PPG Wave 2.2
I like this one because of its complexity, I heard it took many months of programming to get it to work – it’s half analog and digital. It has a constantly evolving sound, oscillators that can generate over 2,000 different single-cycle 8-bit digital waveforms meaning it never ever sounds the same but it makes sense, I love listening to it for hours.
It is a dark, raw, totally mad, unpredictable synth – this particular one had all symbols in Japanese and loads of controls to shape your sound – it always gives you the opposite of what you expect! That is one of the machines that can be left to sequence for hours or days.
An all-around amazing machine. I love its design, it so intuitive. The characteristic warmth and great fast envelopes, it feels and sounds very organic and also mad.
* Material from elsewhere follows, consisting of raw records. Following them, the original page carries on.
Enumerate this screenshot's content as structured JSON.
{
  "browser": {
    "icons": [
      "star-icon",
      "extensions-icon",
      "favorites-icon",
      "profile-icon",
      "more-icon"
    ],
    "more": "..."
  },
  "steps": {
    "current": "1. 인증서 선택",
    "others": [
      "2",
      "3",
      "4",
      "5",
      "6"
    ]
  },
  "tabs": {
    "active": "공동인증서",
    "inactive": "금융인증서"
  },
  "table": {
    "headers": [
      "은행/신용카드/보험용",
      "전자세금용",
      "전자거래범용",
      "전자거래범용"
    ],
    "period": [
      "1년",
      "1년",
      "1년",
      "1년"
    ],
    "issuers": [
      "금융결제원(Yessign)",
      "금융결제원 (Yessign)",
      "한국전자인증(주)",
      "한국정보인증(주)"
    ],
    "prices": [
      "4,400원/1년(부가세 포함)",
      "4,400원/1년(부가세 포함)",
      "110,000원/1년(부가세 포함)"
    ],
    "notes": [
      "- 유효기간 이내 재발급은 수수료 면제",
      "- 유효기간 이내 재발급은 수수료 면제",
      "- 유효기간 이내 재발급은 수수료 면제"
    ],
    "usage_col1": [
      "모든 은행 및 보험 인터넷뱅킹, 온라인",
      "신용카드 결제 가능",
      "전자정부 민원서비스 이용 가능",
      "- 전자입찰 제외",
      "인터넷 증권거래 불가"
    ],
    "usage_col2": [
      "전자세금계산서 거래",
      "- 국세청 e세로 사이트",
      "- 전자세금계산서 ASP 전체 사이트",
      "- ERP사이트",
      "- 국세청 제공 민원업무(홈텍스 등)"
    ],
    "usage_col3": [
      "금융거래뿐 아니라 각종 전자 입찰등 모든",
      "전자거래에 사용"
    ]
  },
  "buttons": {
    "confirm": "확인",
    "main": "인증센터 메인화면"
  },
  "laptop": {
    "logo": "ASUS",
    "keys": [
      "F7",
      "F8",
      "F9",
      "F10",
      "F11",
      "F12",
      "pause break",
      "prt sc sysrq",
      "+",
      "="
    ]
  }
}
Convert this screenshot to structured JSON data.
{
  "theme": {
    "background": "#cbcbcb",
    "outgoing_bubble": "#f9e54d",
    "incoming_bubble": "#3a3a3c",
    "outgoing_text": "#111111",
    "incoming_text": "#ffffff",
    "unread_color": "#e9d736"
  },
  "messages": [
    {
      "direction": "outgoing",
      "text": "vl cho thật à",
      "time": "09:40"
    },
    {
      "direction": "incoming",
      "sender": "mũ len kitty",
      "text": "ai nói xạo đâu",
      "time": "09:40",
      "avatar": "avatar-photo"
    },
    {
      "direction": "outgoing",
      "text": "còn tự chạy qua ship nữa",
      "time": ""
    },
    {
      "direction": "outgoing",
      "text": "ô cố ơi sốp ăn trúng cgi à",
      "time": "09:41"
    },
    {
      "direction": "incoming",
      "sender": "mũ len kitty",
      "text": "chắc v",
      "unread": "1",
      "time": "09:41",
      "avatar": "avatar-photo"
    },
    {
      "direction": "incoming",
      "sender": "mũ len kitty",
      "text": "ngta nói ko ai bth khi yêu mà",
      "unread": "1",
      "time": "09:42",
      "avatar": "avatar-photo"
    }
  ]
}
It has an amazing arpeggiator and sounds great sequenced by a new synth like the (Teenage Engineering) OP-1.
Roland System 100
I like that’s semi-modular and has no MIDI so you need to work on it as it is – it needs dedication and time to understand it. Its unique sound makes it worth it though.
For more FACT on synths, check out The 14 Synthesisers That Shaped Modern Music.